  • (UK) IPA(key): /kənˈtɛmp.tʃu.ə, /kənˈtɛmp.tju.ə
    • (file)
  • (US) IPA(key): /kənˈtɛmp.t͡ʃu.ə


contemptuously (comparative more contemptuously, superlative most contemptuously)

  1. In a disrespectful or discourteous manner; condescendingly.
    He argued with the judge contemptuously, showing no respect or remorse for his actions.
    • 1820, [Walter Scott], chapter VII, in The Abbot. [], volume I, Edinburgh: [] [James Ballantyne & Co.] for Longman, Hurst, Rees, Orme, and Brown, []; and for Archibald Constable and Company, and John Ballantyne, [], →OCLC, page 146:
      Ralph, who was a thickset clownish figure, arrived at his full strength, and conscious of the most complete personal superiority, laughed contemptuously at the threats of the slight-made stripling.
    • 1867, Charles Dickens, chapter 4, in Oliver Twist:
      'They haven't no more philosophy nor political economy about 'em than that,' said the beadle, snapping his fingers contemptuously.
    • 1971, Richard Carpenter, Catweazle and the Magic Zodiac, Harmondsworth: Puffin Books, page 29:
      He snapped his fingers contemptuously at the alarm clock. "I fear thee not, thou ticking tyrant."
    • 1986, Treatise on Constitutional Law: Substance and Procedure, volume 3, page 36:
      Under the statute an individual who "publicly mutilates, tramples upon, defaces or treats contemptuously the flag of the United States [] " was subject to criminal liability.
    • 1994, Joseph Veramo, Moving through the Streets: A Novel, page 39:
      The girl looked at Onisi contemptuously, then laughed jeeringly.

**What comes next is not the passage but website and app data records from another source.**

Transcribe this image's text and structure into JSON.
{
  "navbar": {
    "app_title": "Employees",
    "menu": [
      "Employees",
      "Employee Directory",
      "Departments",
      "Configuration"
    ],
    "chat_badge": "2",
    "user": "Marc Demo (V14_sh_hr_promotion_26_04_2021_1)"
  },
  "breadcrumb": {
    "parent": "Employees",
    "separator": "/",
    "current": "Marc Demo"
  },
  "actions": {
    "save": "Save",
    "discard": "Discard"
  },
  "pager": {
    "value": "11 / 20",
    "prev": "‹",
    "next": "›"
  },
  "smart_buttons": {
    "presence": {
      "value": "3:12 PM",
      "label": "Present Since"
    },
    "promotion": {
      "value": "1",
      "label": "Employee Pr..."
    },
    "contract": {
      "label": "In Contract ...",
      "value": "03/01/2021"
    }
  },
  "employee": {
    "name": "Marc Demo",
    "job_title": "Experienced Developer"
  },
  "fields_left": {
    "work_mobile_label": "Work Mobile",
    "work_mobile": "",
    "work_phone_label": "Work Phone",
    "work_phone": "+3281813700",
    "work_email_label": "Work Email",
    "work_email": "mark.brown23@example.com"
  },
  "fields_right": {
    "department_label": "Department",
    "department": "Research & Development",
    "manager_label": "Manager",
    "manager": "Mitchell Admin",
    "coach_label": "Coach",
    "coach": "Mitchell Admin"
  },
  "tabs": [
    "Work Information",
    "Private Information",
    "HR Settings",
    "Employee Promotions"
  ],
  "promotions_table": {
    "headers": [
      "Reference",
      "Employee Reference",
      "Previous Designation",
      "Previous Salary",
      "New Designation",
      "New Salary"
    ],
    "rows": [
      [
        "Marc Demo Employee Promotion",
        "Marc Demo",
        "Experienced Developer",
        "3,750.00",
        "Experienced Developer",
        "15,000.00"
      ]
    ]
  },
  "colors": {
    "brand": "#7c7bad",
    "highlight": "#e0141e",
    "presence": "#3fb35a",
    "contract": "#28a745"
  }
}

He was then six years old and didn't know how to speak in English so he couldn't understand what she was saying but he sensed that it was derogatory.


Related terms[edit]